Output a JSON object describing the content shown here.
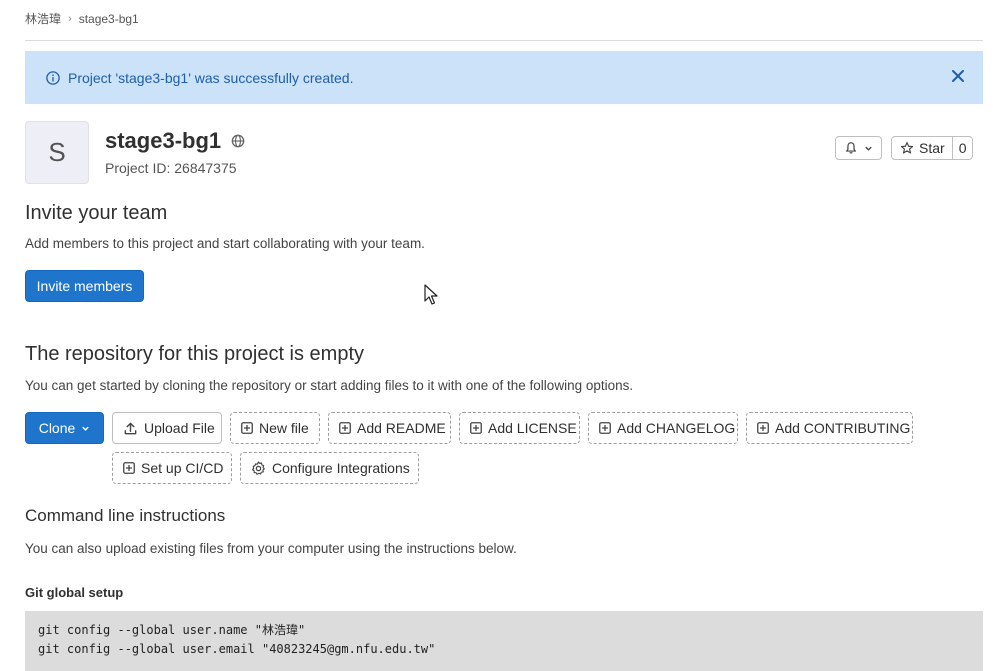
{
  "breadcrumb": {
    "items": [
      "林浩瑋",
      "stage3-bg1"
    ]
  },
  "alert": {
    "message": "Project 'stage3-bg1' was successfully created.",
    "icon": "info-icon",
    "close_icon": "close-icon",
    "color": "#1f5ea8",
    "background": "#cbe2f9"
  },
  "project": {
    "avatar_letter": "S",
    "name": "stage3-bg1",
    "visibility_icon": "globe-icon",
    "id_text": "Project ID: 26847375"
  },
  "header_actions": {
    "notification_icon": "bell-icon",
    "star_label": "Star",
    "star_count": "0"
  },
  "invite": {
    "heading": "Invite your team",
    "description": "Add members to this project and start collaborating with your team.",
    "button_label": "Invite members"
  },
  "empty_repo": {
    "heading": "The repository for this project is empty",
    "description": "You can get started by cloning the repository or start adding files to it with one of the following options.",
    "clone_label": "Clone",
    "options": [
      {
        "label": "Upload File",
        "icon": "upload-icon"
      },
      {
        "label": "New file",
        "icon": "plus-square-icon"
      },
      {
        "label": "Add README",
        "icon": "plus-square-icon"
      },
      {
        "label": "Add LICENSE",
        "icon": "plus-square-icon"
      },
      {
        "label": "Add CHANGELOG",
        "icon": "plus-square-icon"
      },
      {
        "label": "Add CONTRIBUTING",
        "icon": "plus-square-icon"
      },
      {
        "label": "Set up CI/CD",
        "icon": "plus-square-icon"
      },
      {
        "label": "Configure Integrations",
        "icon": "gear-icon"
      }
    ]
  },
  "cli": {
    "heading": "Command line instructions",
    "description": "You can also upload existing files from your computer using the instructions below.",
    "git_setup_heading": "Git global setup",
    "code_lines": [
      "git config --global user.name \"林浩瑋\"",
      "git config --global user.email \"40823245@gm.nfu.edu.tw\""
    ]
  },
  "colors": {
    "primary": "#1f75cb",
    "text": "#303030"
  }
}
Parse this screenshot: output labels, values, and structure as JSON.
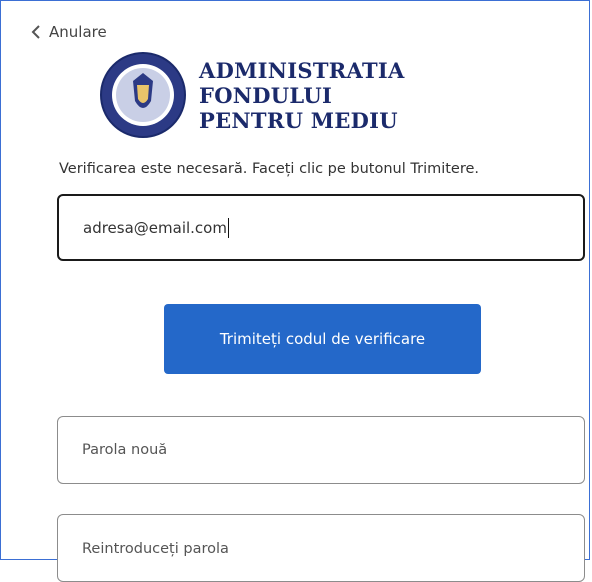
{
  "nav": {
    "cancel_label": "Anulare"
  },
  "header": {
    "org_name_lines": [
      "ADMINISTRATIA",
      "FONDULUI",
      "PENTRU MEDIU"
    ]
  },
  "form": {
    "intro_text": "Verificarea este necesară. Faceți clic pe butonul Trimitere.",
    "email_value": "adresa@email.com",
    "send_code_label": "Trimiteți codul de verificare",
    "new_password_placeholder": "Parola nouă",
    "confirm_password_placeholder": "Reintroduceți parola"
  },
  "colors": {
    "accent": "#2468c9",
    "brand_navy": "#1b2a6b",
    "frame_border": "#3b6fd4"
  },
  "icons": {
    "back": "chevron-left-icon",
    "seal": "government-seal-icon"
  }
}
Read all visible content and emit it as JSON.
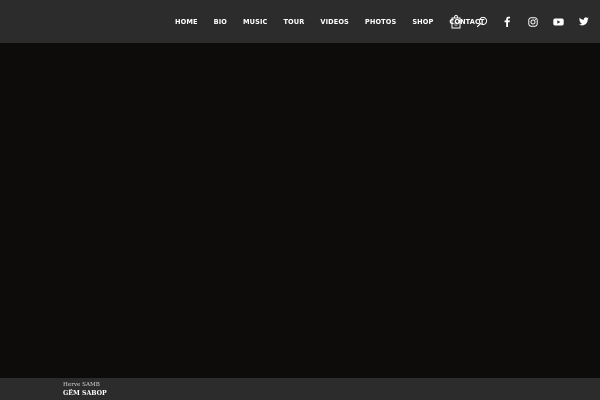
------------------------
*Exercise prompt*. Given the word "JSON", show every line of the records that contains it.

*Solved exercise*.
Output a JSON object describing the content shown here.
Parse this screenshot: output labels, values, and structure as JSON.
Read all visible content and emit it as JSON.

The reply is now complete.